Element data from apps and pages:
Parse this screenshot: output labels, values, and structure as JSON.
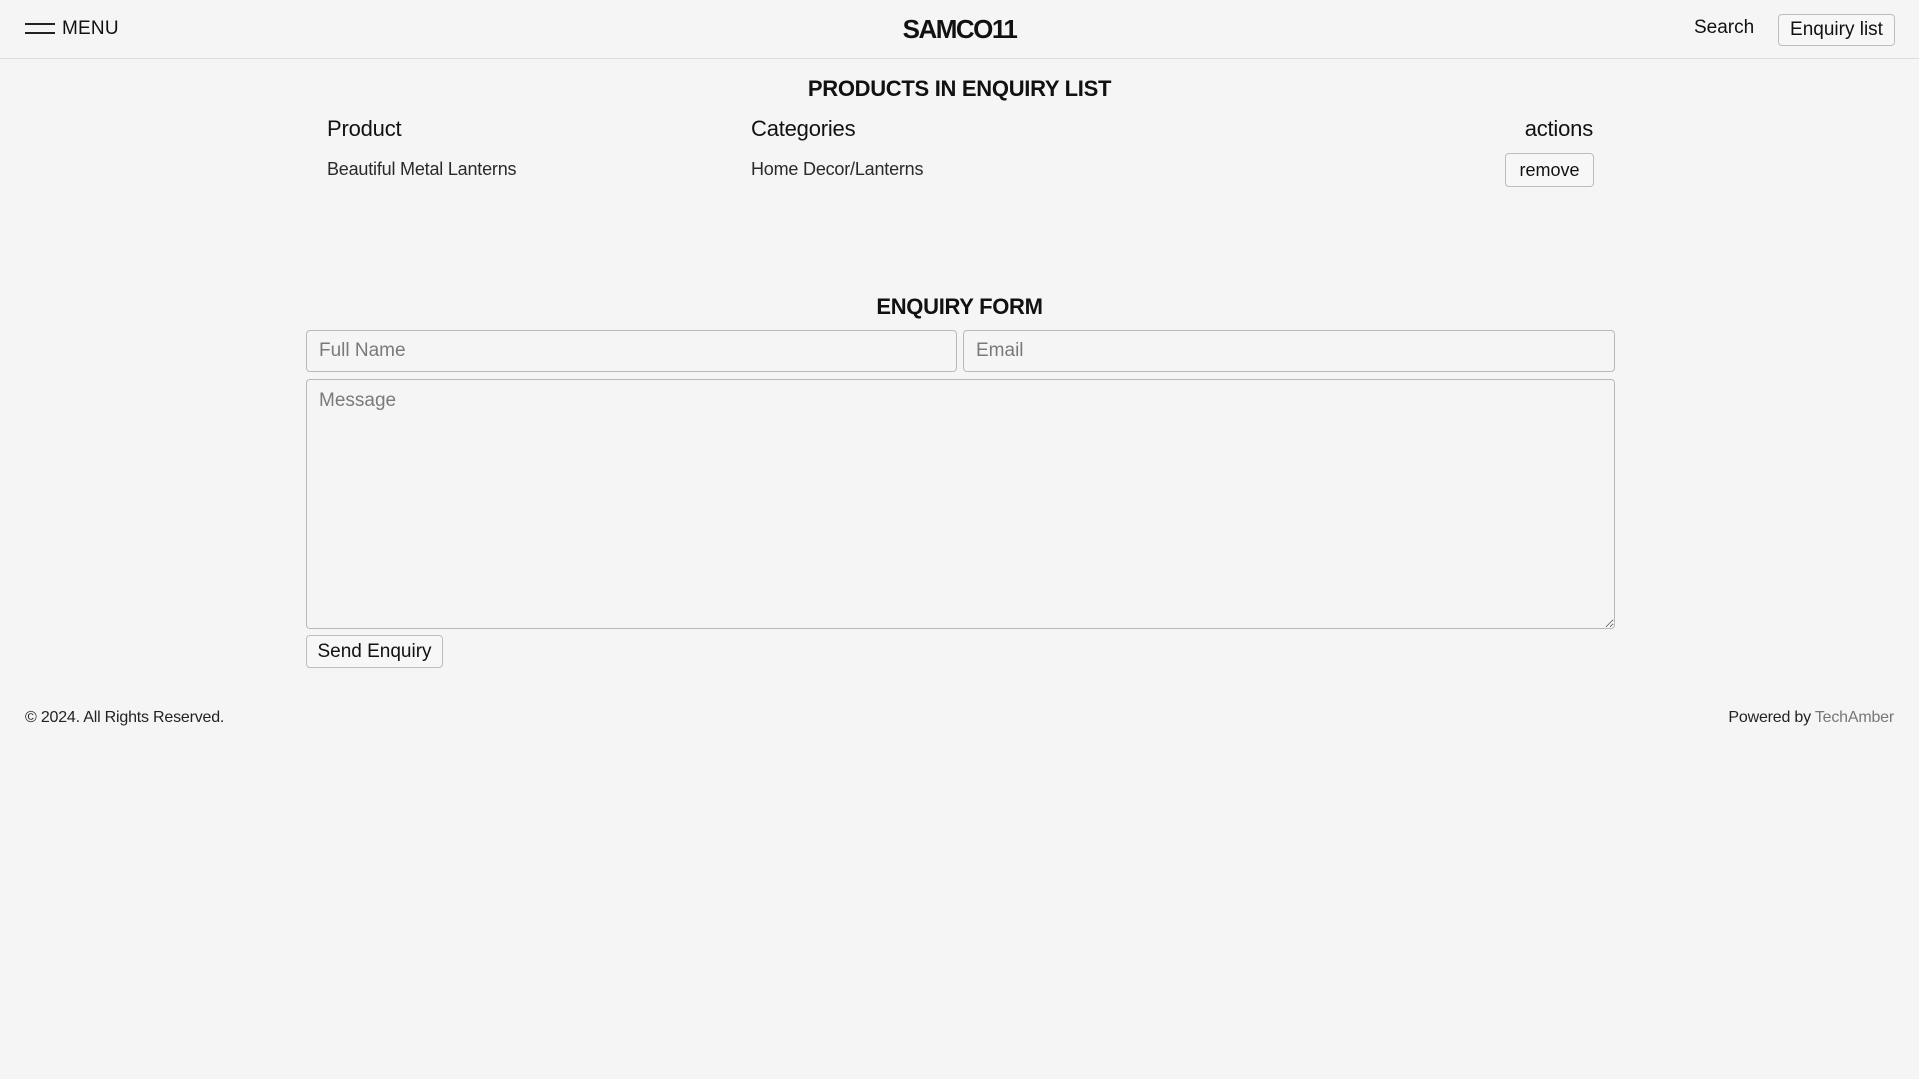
{
  "header": {
    "menu_label": "MENU",
    "logo_text": "SAMCO11",
    "search_label": "Search",
    "enquiry_list_label": "Enquiry list"
  },
  "enquiry_list": {
    "title": "PRODUCTS IN ENQUIRY LIST",
    "columns": [
      "Product",
      "Categories",
      "actions"
    ],
    "rows": [
      {
        "product": "Beautiful Metal Lanterns",
        "category": "Home Decor/Lanterns",
        "action_label": "remove"
      }
    ]
  },
  "enquiry_form": {
    "title": "ENQUIRY FORM",
    "full_name_placeholder": "Full Name",
    "email_placeholder": "Email",
    "message_placeholder": "Message",
    "submit_label": "Send Enquiry"
  },
  "footer": {
    "copyright": "© 2024. All Rights Reserved.",
    "powered_prefix": "Powered by ",
    "powered_link": "TechAmber"
  },
  "colors": {
    "background": "#f5f5f5",
    "text": "#111111",
    "border": "#bdbdbd",
    "muted_link": "#777777"
  },
  "icons": {
    "menu": "hamburger-icon"
  }
}
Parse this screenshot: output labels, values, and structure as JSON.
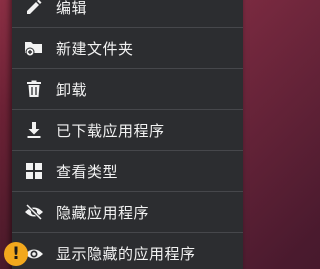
{
  "menu": {
    "items": [
      {
        "label": "编辑",
        "icon": "pencil-icon"
      },
      {
        "label": "新建文件夹",
        "icon": "new-folder-icon"
      },
      {
        "label": "卸载",
        "icon": "trash-icon"
      },
      {
        "label": "已下载应用程序",
        "icon": "download-icon"
      },
      {
        "label": "查看类型",
        "icon": "grid-view-icon"
      },
      {
        "label": "隐藏应用程序",
        "icon": "eye-off-icon"
      },
      {
        "label": "显示隐藏的应用程序",
        "icon": "eye-icon"
      }
    ]
  },
  "warning_badge": {
    "symbol": "!",
    "icon": "warning-icon",
    "color": "#f2a81d"
  },
  "colors": {
    "menu_bg": "#2c2d30",
    "divider": "#46474b",
    "text": "#f2f2f2"
  }
}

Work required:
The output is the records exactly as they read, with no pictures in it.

Answer to this problem:
Parse this screenshot: output labels, values, and structure as JSON.
{
  "header": {
    "menu_label": "MENU",
    "logo_text": "SAMCO11",
    "search_label": "Search",
    "enquiry_list_label": "Enquiry list"
  },
  "enquiry_list": {
    "title": "PRODUCTS IN ENQUIRY LIST",
    "columns": [
      "Product",
      "Categories",
      "actions"
    ],
    "rows": [
      {
        "product": "Beautiful Metal Lanterns",
        "category": "Home Decor/Lanterns",
        "action_label": "remove"
      }
    ]
  },
  "enquiry_form": {
    "title": "ENQUIRY FORM",
    "full_name_placeholder": "Full Name",
    "email_placeholder": "Email",
    "message_placeholder": "Message",
    "submit_label": "Send Enquiry"
  },
  "footer": {
    "copyright": "© 2024. All Rights Reserved.",
    "powered_prefix": "Powered by ",
    "powered_link": "TechAmber"
  },
  "colors": {
    "background": "#f5f5f5",
    "text": "#111111",
    "border": "#bdbdbd",
    "muted_link": "#777777"
  },
  "icons": {
    "menu": "hamburger-icon"
  }
}
Parse this screenshot: output labels, values, and structure as JSON.
{
  "menu": {
    "items": [
      {
        "label": "编辑",
        "icon": "pencil-icon"
      },
      {
        "label": "新建文件夹",
        "icon": "new-folder-icon"
      },
      {
        "label": "卸载",
        "icon": "trash-icon"
      },
      {
        "label": "已下载应用程序",
        "icon": "download-icon"
      },
      {
        "label": "查看类型",
        "icon": "grid-view-icon"
      },
      {
        "label": "隐藏应用程序",
        "icon": "eye-off-icon"
      },
      {
        "label": "显示隐藏的应用程序",
        "icon": "eye-icon"
      }
    ]
  },
  "warning_badge": {
    "symbol": "!",
    "icon": "warning-icon",
    "color": "#f2a81d"
  },
  "colors": {
    "menu_bg": "#2c2d30",
    "divider": "#46474b",
    "text": "#f2f2f2"
  }
}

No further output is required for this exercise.